Archdiocese pushes for shift in approach – from
retributive justice to healing and reconciliation
The Catholic Conference of Illinois issued a document intended to educate all lawmakers, members of the Catholic Church and leading clergy as to what the Gospel calls for when it comes to justice.
Titled “A Catholic Vision for Restorative Justice in Illinois,” the report clarified the Illinois dioceses’ position regarding justice and highlighted the importance of a restorative justice approach.
Emily Cortina, director of outreach for the Illinois archdiocese’s jail ministry, known as Kolbe House, said understanding restorative justice requires new perspectives about what the justice system is.
“It shifts the mindset that’s driving the justice system from ‘What crime was committed and how will the offender be punished?’ to ‘What harm was caused and how can that harm be healed?’” Cortina said.
Mary Clare Birmingham, director of Kolbe House, said the state’s current legal system imposes punishment as retribution yet fails to create healing or true justice.
“Restorative justice is a set of principles for dealing with the harm of crime or any way we’ve harmed each other that is embodying the vision of justice that Jesus offered,” Birmingham said. “It’s justice including accountability, mercy and healing all together. It ends with the restoration of the individual to the community.”

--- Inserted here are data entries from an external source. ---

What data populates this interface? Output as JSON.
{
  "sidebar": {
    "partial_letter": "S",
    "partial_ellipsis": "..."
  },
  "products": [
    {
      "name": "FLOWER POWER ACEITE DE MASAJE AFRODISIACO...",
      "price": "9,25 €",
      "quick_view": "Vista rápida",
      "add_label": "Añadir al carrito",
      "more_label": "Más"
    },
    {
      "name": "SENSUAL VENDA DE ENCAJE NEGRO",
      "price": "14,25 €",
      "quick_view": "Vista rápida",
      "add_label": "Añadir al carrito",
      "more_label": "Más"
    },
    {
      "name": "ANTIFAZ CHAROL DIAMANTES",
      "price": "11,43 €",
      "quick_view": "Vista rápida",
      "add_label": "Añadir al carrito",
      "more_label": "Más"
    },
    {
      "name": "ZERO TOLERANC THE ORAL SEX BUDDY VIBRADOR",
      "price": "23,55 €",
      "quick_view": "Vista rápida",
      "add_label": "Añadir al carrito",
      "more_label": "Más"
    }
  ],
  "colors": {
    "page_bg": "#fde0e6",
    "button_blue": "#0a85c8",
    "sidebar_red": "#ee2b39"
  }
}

Birmingham said that the current justice system fails to provide opportunities for directly making amends with victims or the community, and it fails to address the issues underlying the crime. “[With the current system] there’s no way forward, to go from harm to how that can be addressed and healed, and how we can be reconciled to each other.”
As part of the restorative justice model, Birmingham said it is necessary to address all parties’ needs before healing and reconciliation can happen.
Marilou Gervacio, director of social services/social justice for the Catholic Conference of Illinois, said the new vision for justice came at the urging of bishops who lead the Illinois dioceses. The report was years in the making after bishops assigned to the conference’s jail and prison ministry committee took on the task.
Michelle Martin, reporter for the Chicago Catholic¸ wrote that restorative justice was not a new issue for the church. She identified a previous report originating from the U.S. Conference of Catholic Bishops in 2000. Titled, “Responsibility, Rehabilitation, and Restoration: A Catholic Perspective on Crime and Criminal Justice,” the report became a foundation for the current rebranding of the church’s approach to criminal justice.
Cortina said part of achieving restorative justice is making sure adequate support is available for those returning from incarceration to help them successfully reintegrate back into their communities.
Currently, the diocese and jail and prison ministries communicate and work together, but they would need considerably more resources to provide seamless support across diocesan lines. Restorative justice brings communities into the process. That is important for communities of color, which are most affected by both crime and incarceration, Cortina said.
Birmingham said the report’s release was timely due to the continuing public debate around crime and incarceration. She said restorative justice is not “a pie-in-the-sky theoretical idea” because other organizations and countries that suffered from decades of conflict, for instance Northern Ireland and South Africa, use it successfully.
“That’s why our work with the church and this statement are so important,” Birmingham said. “It’s the work of all of us in the community to have that mind shift that everybody mentions. We want to move beyond the polarity of who’s soft on crime and who’s hard on crime.”